Element data from apps and pages:
━━━━━━━━
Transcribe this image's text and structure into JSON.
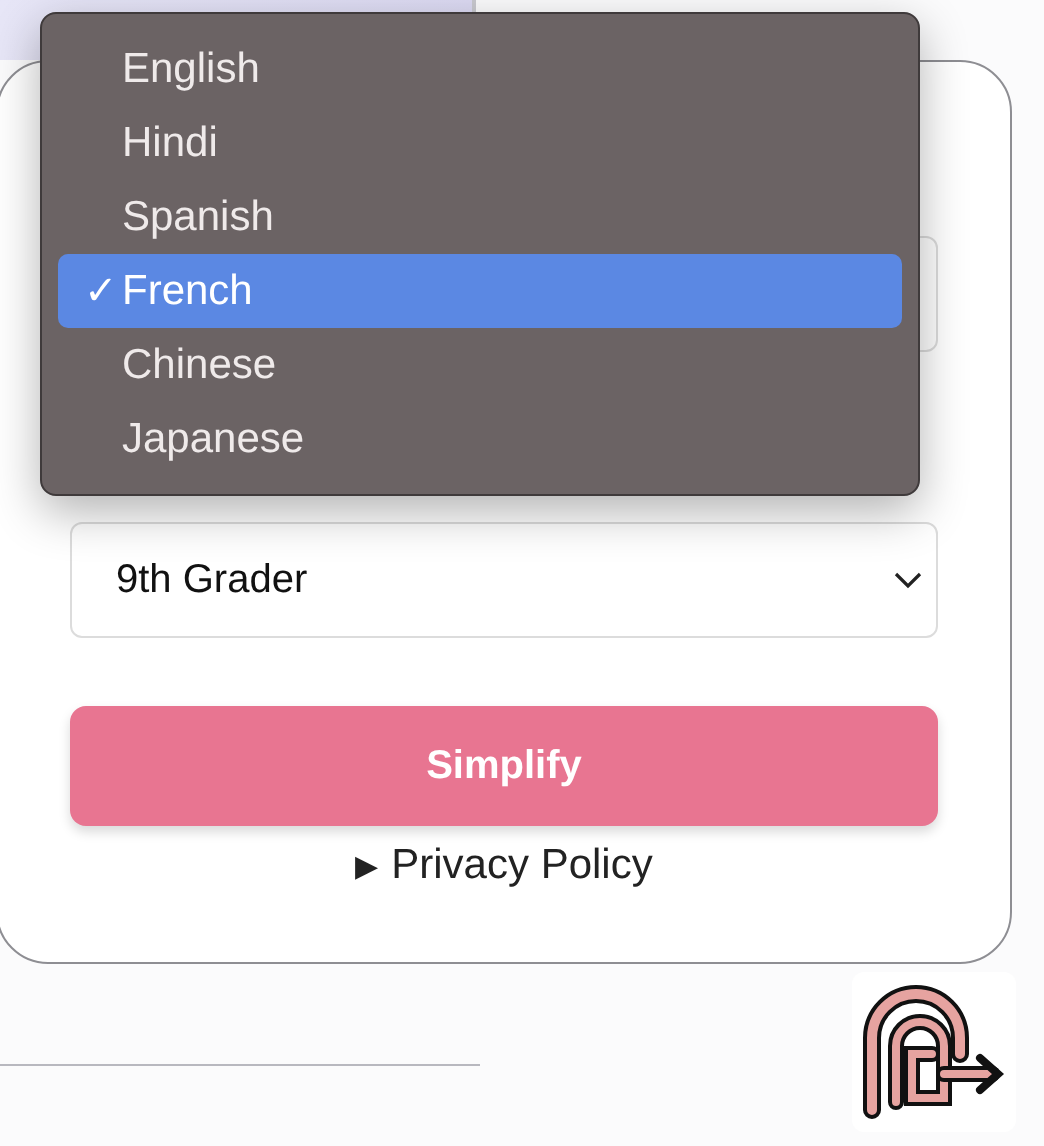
{
  "language_menu": {
    "options": [
      {
        "label": "English",
        "selected": false
      },
      {
        "label": "Hindi",
        "selected": false
      },
      {
        "label": "Spanish",
        "selected": false
      },
      {
        "label": "French",
        "selected": true
      },
      {
        "label": "Chinese",
        "selected": false
      },
      {
        "label": "Japanese",
        "selected": false
      }
    ],
    "check_mark": "✓"
  },
  "level_select": {
    "value": "9th Grader"
  },
  "simplify_button": "Simplify",
  "privacy_policy": {
    "marker": "▶",
    "label": "Privacy Policy",
    "expanded": false
  }
}
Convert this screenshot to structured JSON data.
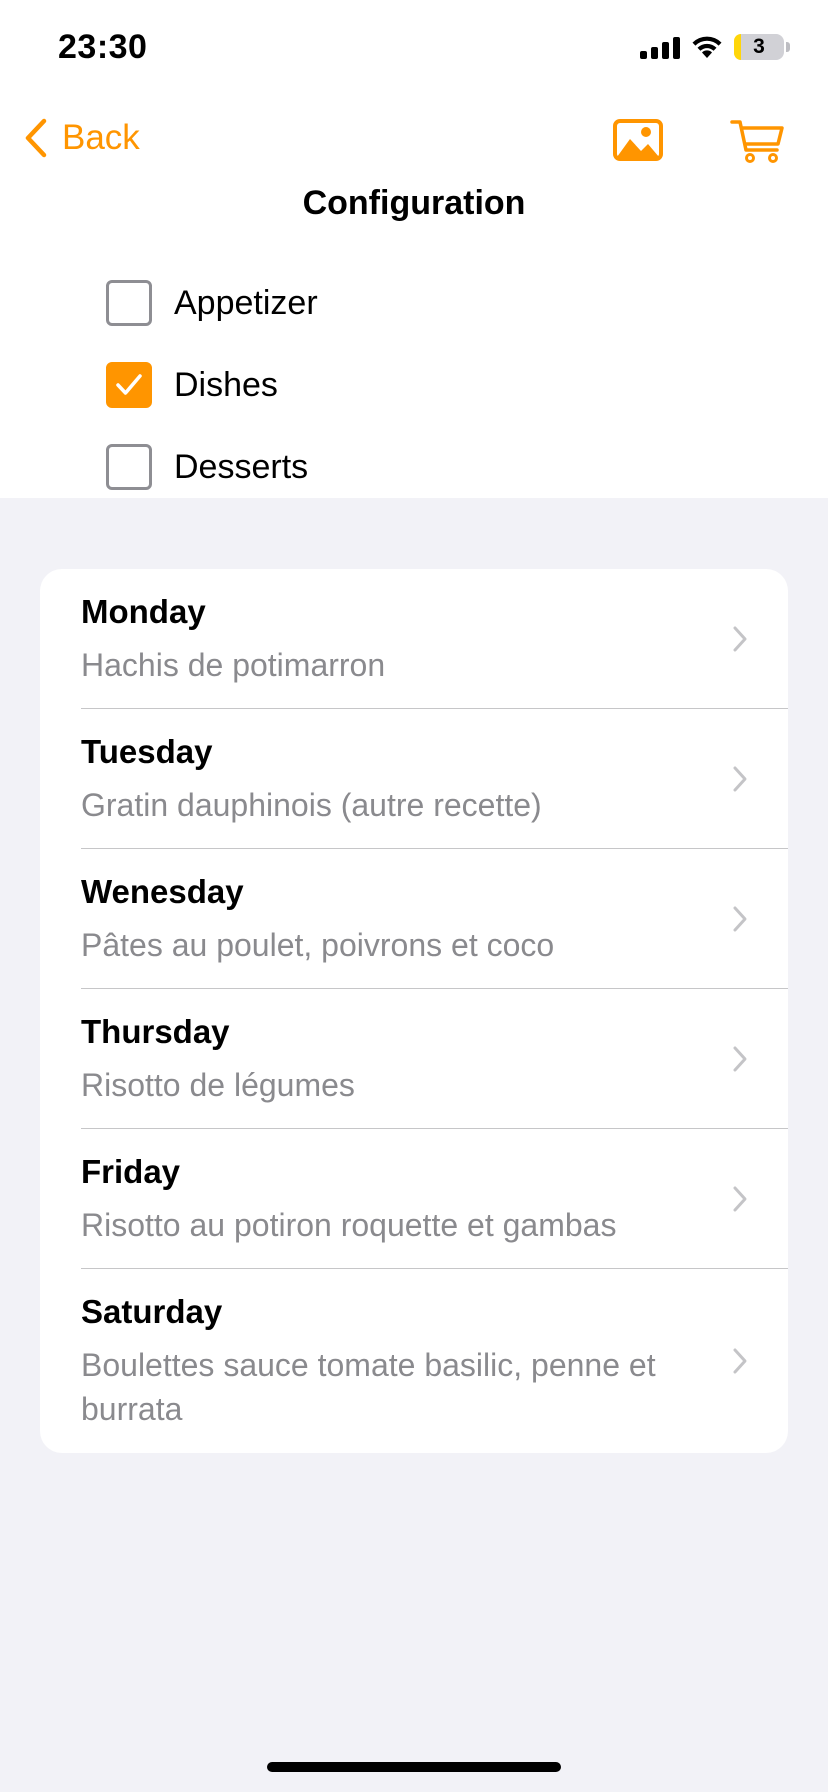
{
  "status_bar": {
    "time": "23:30",
    "battery_level": "3"
  },
  "nav": {
    "back_label": "Back",
    "title": "Configuration",
    "accent_color": "#ff9500"
  },
  "config": {
    "items": [
      {
        "label": "Appetizer",
        "checked": false
      },
      {
        "label": "Dishes",
        "checked": true
      },
      {
        "label": "Desserts",
        "checked": false
      }
    ]
  },
  "days": [
    {
      "day": "Monday",
      "dish": "Hachis de potimarron"
    },
    {
      "day": "Tuesday",
      "dish": "Gratin dauphinois (autre recette)"
    },
    {
      "day": "Wenesday",
      "dish": "Pâtes au poulet, poivrons et coco"
    },
    {
      "day": "Thursday",
      "dish": "Risotto de légumes"
    },
    {
      "day": "Friday",
      "dish": "Risotto au potiron roquette et gambas"
    },
    {
      "day": "Saturday",
      "dish": "Boulettes sauce tomate basilic, penne et burrata"
    }
  ],
  "icons": {
    "back": "chevron-left-icon",
    "photo": "photo-icon",
    "cart": "cart-icon",
    "row": "chevron-right-icon"
  }
}
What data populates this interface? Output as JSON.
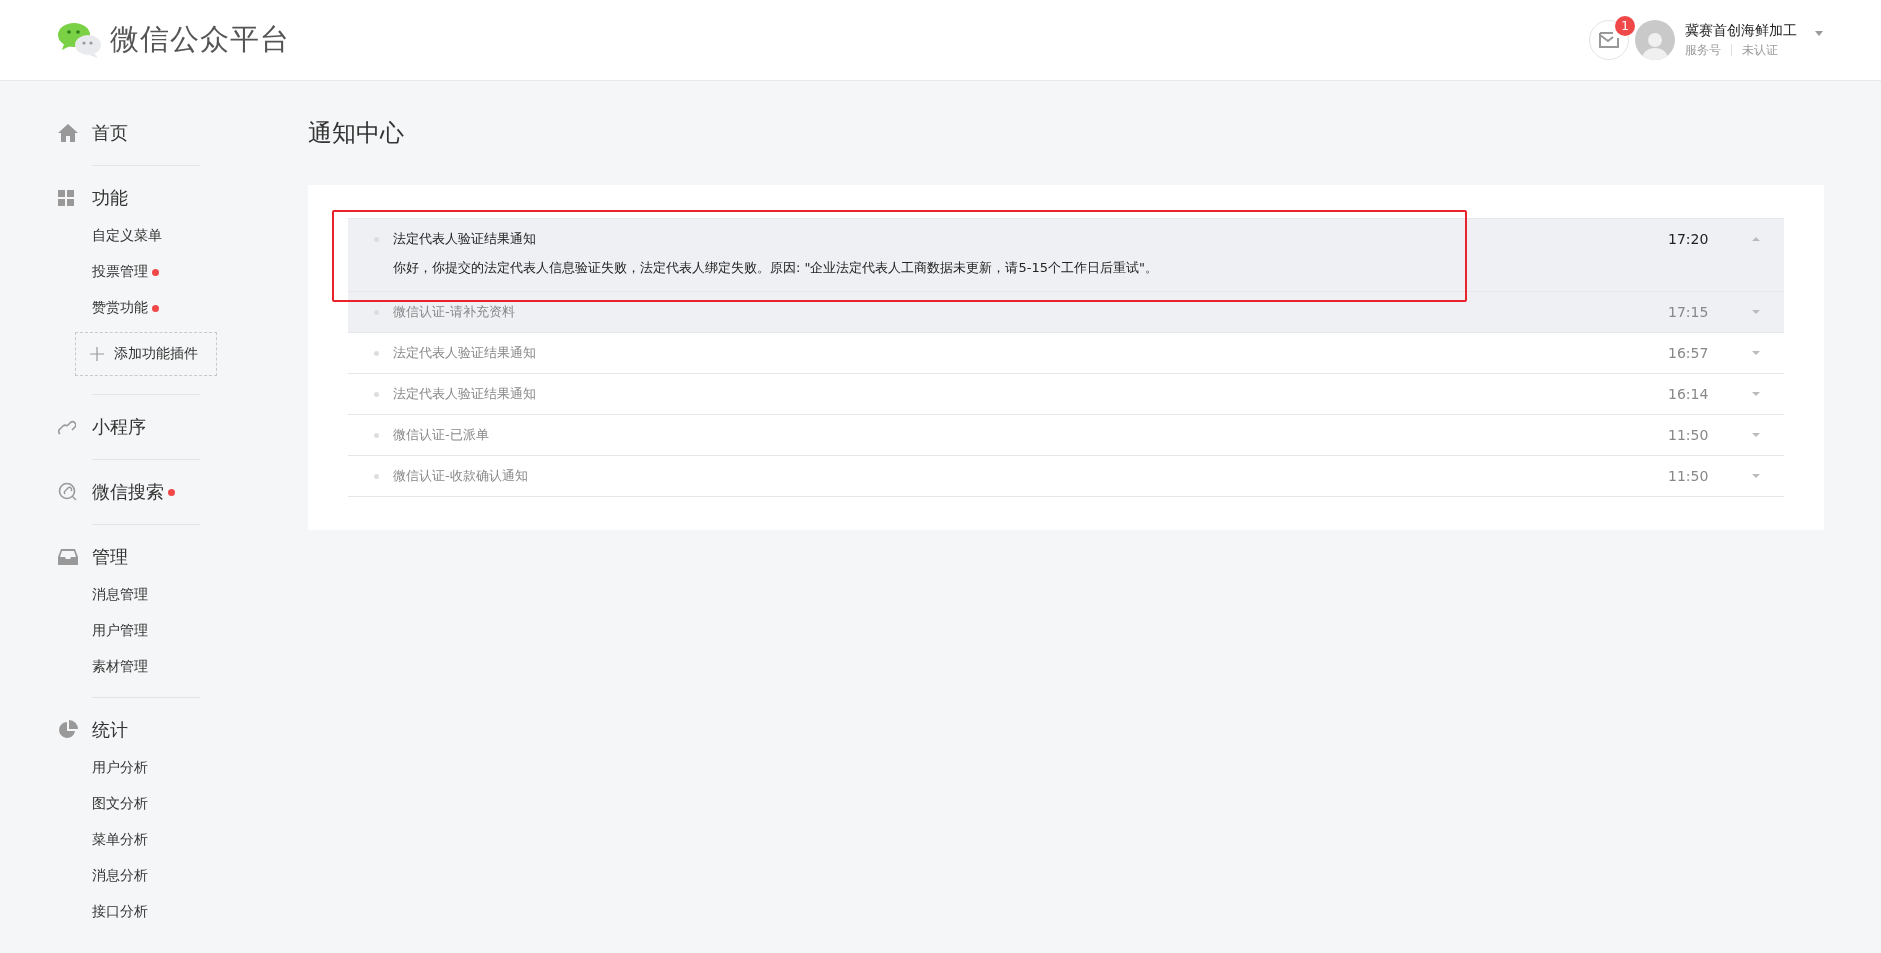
{
  "header": {
    "logo_text": "微信公众平台",
    "mail_badge": "1",
    "account": {
      "name": "冀赛首创海鲜加工",
      "type": "服务号",
      "verification": "未认证"
    }
  },
  "sidebar": {
    "sections": [
      {
        "kind": "home",
        "title": "首页",
        "dot": false
      },
      {
        "kind": "grid",
        "title": "功能",
        "dot": false,
        "items": [
          {
            "label": "自定义菜单",
            "dot": false
          },
          {
            "label": "投票管理",
            "dot": true
          },
          {
            "label": "赞赏功能",
            "dot": true
          }
        ],
        "add_button": "添加功能插件"
      },
      {
        "kind": "link",
        "title": "小程序",
        "dot": false
      },
      {
        "kind": "search",
        "title": "微信搜索",
        "dot": true
      },
      {
        "kind": "inbox",
        "title": "管理",
        "dot": false,
        "items": [
          {
            "label": "消息管理",
            "dot": false
          },
          {
            "label": "用户管理",
            "dot": false
          },
          {
            "label": "素材管理",
            "dot": false
          }
        ]
      },
      {
        "kind": "pie",
        "title": "统计",
        "dot": false,
        "items": [
          {
            "label": "用户分析",
            "dot": false
          },
          {
            "label": "图文分析",
            "dot": false
          },
          {
            "label": "菜单分析",
            "dot": false
          },
          {
            "label": "消息分析",
            "dot": false
          },
          {
            "label": "接口分析",
            "dot": false
          }
        ]
      }
    ]
  },
  "page_title": "通知中心",
  "notifications": [
    {
      "title": "法定代表人验证结果通知",
      "time": "17:20",
      "expanded": true,
      "hovered": true,
      "annotated": true,
      "body": "你好，你提交的法定代表人信息验证失败，法定代表人绑定失败。原因: \"企业法定代表人工商数据未更新，请5-15个工作日后重试\"。"
    },
    {
      "title": "微信认证-请补充资料",
      "time": "17:15",
      "expanded": false,
      "hovered": true,
      "annotated": false
    },
    {
      "title": "法定代表人验证结果通知",
      "time": "16:57",
      "expanded": false,
      "hovered": false,
      "annotated": false
    },
    {
      "title": "法定代表人验证结果通知",
      "time": "16:14",
      "expanded": false,
      "hovered": false,
      "annotated": false
    },
    {
      "title": "微信认证-已派单",
      "time": "11:50",
      "expanded": false,
      "hovered": false,
      "annotated": false
    },
    {
      "title": "微信认证-收款确认通知",
      "time": "11:50",
      "expanded": false,
      "hovered": false,
      "annotated": false
    }
  ]
}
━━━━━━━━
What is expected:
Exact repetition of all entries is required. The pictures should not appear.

Task answer:
Transcribe this image's text and structure into JSON.
{
  "language_menu": {
    "options": [
      {
        "label": "English",
        "selected": false
      },
      {
        "label": "Hindi",
        "selected": false
      },
      {
        "label": "Spanish",
        "selected": false
      },
      {
        "label": "French",
        "selected": true
      },
      {
        "label": "Chinese",
        "selected": false
      },
      {
        "label": "Japanese",
        "selected": false
      }
    ],
    "check_mark": "✓"
  },
  "level_select": {
    "value": "9th Grader"
  },
  "simplify_button": "Simplify",
  "privacy_policy": {
    "marker": "▶",
    "label": "Privacy Policy",
    "expanded": false
  }
}
Convert this screenshot to structured JSON data.
{
  "status_bar": {
    "time": "23:30",
    "battery_level": "3"
  },
  "nav": {
    "back_label": "Back",
    "title": "Configuration",
    "accent_color": "#ff9500"
  },
  "config": {
    "items": [
      {
        "label": "Appetizer",
        "checked": false
      },
      {
        "label": "Dishes",
        "checked": true
      },
      {
        "label": "Desserts",
        "checked": false
      }
    ]
  },
  "days": [
    {
      "day": "Monday",
      "dish": "Hachis de potimarron"
    },
    {
      "day": "Tuesday",
      "dish": "Gratin dauphinois (autre recette)"
    },
    {
      "day": "Wenesday",
      "dish": "Pâtes au poulet, poivrons et coco"
    },
    {
      "day": "Thursday",
      "dish": "Risotto de légumes"
    },
    {
      "day": "Friday",
      "dish": "Risotto au potiron roquette et gambas"
    },
    {
      "day": "Saturday",
      "dish": "Boulettes sauce tomate basilic, penne et burrata"
    }
  ],
  "icons": {
    "back": "chevron-left-icon",
    "photo": "photo-icon",
    "cart": "cart-icon",
    "row": "chevron-right-icon"
  }
}
What data populates this interface? Output as JSON.
{
  "header": {
    "logo_text": "微信公众平台",
    "mail_badge": "1",
    "account": {
      "name": "冀赛首创海鲜加工",
      "type": "服务号",
      "verification": "未认证"
    }
  },
  "sidebar": {
    "sections": [
      {
        "kind": "home",
        "title": "首页",
        "dot": false
      },
      {
        "kind": "grid",
        "title": "功能",
        "dot": false,
        "items": [
          {
            "label": "自定义菜单",
            "dot": false
          },
          {
            "label": "投票管理",
            "dot": true
          },
          {
            "label": "赞赏功能",
            "dot": true
          }
        ],
        "add_button": "添加功能插件"
      },
      {
        "kind": "link",
        "title": "小程序",
        "dot": false
      },
      {
        "kind": "search",
        "title": "微信搜索",
        "dot": true
      },
      {
        "kind": "inbox",
        "title": "管理",
        "dot": false,
        "items": [
          {
            "label": "消息管理",
            "dot": false
          },
          {
            "label": "用户管理",
            "dot": false
          },
          {
            "label": "素材管理",
            "dot": false
          }
        ]
      },
      {
        "kind": "pie",
        "title": "统计",
        "dot": false,
        "items": [
          {
            "label": "用户分析",
            "dot": false
          },
          {
            "label": "图文分析",
            "dot": false
          },
          {
            "label": "菜单分析",
            "dot": false
          },
          {
            "label": "消息分析",
            "dot": false
          },
          {
            "label": "接口分析",
            "dot": false
          }
        ]
      }
    ]
  },
  "page_title": "通知中心",
  "notifications": [
    {
      "title": "法定代表人验证结果通知",
      "time": "17:20",
      "expanded": true,
      "hovered": true,
      "annotated": true,
      "body": "你好，你提交的法定代表人信息验证失败，法定代表人绑定失败。原因: \"企业法定代表人工商数据未更新，请5-15个工作日后重试\"。"
    },
    {
      "title": "微信认证-请补充资料",
      "time": "17:15",
      "expanded": false,
      "hovered": true,
      "annotated": false
    },
    {
      "title": "法定代表人验证结果通知",
      "time": "16:57",
      "expanded": false,
      "hovered": false,
      "annotated": false
    },
    {
      "title": "法定代表人验证结果通知",
      "time": "16:14",
      "expanded": false,
      "hovered": false,
      "annotated": false
    },
    {
      "title": "微信认证-已派单",
      "time": "11:50",
      "expanded": false,
      "hovered": false,
      "annotated": false
    },
    {
      "title": "微信认证-收款确认通知",
      "time": "11:50",
      "expanded": false,
      "hovered": false,
      "annotated": false
    }
  ]
}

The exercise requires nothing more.